Risk Factors and Prevention
Ovarian cancer is the ninth most common cancer in women, and the fifth leading cause of female cancer death. Each year in the United States, about 22,000 women are diagnosed with ovarian cancer. About 14,000 American women die each year from the disease.
Certain factors increase the risk for ovarian cancer, while other factors reduce risk. Many of the preventive factors are related to the number of times a woman ovulates during her lifetime, which is indicated by the number of menstrual periods she has. Fewer menstrual periods and ovulations appear to be associated with reduced risk for ovarian cancer.
Factors That Increase the Risk for Ovarian Cancer
The main risk factors for ovarian cancer are:
- Family history of ovarian, breast, or colorectal cancer
- Genetic mutations
- Hormone replacement therapy use
- Menstrual and reproductive history
Age. Ovarian cancer risk increases with age. About two-thirds of women are diagnosed with ovarian cancer at age 55 or older. The average age for the onset of ovarian cancer is about age 63, although ovarian cancer can develop in women of all ages.
Review Date: 11/04/2010

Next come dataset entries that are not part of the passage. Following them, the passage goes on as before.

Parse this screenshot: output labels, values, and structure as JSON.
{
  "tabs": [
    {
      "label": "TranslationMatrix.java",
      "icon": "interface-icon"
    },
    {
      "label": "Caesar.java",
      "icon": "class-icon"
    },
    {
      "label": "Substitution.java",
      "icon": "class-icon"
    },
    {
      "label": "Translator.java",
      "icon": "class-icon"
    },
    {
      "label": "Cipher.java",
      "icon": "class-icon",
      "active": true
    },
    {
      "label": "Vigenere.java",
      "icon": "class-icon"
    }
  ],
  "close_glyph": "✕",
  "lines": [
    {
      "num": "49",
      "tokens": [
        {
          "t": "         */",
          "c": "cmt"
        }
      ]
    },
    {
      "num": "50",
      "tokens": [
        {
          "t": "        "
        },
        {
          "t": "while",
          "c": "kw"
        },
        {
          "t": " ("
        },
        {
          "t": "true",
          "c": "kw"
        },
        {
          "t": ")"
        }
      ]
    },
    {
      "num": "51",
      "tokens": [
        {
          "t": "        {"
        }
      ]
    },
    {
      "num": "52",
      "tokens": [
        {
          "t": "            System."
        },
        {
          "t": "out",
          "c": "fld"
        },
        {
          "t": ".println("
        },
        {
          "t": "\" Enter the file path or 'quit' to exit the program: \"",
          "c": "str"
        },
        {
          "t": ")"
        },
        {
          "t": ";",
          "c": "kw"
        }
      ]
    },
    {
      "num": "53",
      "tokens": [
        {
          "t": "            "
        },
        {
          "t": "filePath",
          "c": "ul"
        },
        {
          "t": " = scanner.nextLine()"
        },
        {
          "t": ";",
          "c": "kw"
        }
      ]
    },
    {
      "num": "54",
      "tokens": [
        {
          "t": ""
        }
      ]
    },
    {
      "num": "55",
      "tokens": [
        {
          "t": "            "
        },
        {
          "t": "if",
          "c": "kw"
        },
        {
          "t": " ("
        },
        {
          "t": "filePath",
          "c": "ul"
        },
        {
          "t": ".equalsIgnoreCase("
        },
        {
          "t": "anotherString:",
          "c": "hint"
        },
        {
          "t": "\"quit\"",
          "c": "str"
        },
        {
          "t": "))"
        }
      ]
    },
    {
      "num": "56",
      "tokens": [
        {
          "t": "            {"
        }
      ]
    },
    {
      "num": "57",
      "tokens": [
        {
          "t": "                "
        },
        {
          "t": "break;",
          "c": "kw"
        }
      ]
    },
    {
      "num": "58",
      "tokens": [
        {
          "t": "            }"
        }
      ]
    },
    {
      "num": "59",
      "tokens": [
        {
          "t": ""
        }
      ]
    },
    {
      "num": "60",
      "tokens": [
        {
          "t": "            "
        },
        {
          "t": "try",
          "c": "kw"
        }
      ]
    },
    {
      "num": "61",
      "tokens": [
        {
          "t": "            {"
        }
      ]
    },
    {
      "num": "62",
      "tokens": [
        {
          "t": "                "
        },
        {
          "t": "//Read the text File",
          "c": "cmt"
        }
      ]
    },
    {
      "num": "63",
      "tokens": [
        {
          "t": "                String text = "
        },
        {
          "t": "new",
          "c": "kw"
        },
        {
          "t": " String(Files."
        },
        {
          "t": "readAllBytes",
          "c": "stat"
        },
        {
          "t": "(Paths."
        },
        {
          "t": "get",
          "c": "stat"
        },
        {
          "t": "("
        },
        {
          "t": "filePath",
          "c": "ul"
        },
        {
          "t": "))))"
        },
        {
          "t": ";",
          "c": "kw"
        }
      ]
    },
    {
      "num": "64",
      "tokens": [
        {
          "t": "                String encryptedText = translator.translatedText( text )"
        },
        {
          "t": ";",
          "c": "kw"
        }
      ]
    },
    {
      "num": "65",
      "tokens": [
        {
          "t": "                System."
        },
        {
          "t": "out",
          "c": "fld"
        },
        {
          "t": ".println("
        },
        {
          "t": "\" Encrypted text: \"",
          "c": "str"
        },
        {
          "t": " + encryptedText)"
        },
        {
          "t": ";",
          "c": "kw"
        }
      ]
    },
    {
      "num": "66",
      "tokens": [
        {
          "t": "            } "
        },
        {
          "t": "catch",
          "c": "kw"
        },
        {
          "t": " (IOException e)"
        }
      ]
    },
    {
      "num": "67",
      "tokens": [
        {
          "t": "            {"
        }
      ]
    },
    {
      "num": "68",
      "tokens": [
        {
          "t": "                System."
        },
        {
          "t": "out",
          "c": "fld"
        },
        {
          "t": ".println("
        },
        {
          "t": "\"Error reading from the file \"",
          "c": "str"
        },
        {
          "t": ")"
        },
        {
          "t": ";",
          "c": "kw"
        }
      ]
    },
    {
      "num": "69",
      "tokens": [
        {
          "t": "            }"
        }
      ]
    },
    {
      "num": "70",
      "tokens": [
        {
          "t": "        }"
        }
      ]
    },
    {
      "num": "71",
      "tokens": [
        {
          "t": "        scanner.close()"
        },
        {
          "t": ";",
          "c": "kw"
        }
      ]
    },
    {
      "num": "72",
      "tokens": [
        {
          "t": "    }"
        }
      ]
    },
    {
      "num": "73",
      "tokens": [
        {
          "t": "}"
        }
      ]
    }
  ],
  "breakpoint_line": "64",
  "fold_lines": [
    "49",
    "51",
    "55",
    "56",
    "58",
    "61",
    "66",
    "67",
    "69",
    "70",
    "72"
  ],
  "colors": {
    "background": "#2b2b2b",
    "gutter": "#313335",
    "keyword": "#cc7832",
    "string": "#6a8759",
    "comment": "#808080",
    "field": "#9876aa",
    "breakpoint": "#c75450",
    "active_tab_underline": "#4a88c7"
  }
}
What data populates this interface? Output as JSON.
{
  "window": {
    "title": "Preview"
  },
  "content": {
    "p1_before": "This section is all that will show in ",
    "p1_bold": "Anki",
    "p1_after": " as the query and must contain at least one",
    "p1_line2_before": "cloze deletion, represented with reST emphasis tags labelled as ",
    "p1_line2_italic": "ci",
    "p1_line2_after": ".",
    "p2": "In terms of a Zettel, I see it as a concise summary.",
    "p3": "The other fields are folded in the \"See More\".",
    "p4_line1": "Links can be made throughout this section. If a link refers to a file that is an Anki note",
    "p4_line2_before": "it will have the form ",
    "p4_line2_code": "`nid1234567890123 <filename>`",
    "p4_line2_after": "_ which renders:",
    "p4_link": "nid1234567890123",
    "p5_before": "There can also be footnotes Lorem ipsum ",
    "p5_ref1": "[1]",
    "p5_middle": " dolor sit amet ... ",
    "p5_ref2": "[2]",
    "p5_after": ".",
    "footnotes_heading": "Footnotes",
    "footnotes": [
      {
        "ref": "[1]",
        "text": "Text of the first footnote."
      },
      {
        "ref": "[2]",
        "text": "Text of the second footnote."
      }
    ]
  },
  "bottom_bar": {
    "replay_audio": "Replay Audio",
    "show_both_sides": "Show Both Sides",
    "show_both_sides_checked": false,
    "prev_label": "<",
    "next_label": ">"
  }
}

Reviewed By: Harvey Simon, MD, Associate Professor of Medicine, Harvard Medical School; Physician, Massachusetts General Hospital. Also reviewed by David Zieve, MD, MHA, Medical Director, A.D.A.M., Inc.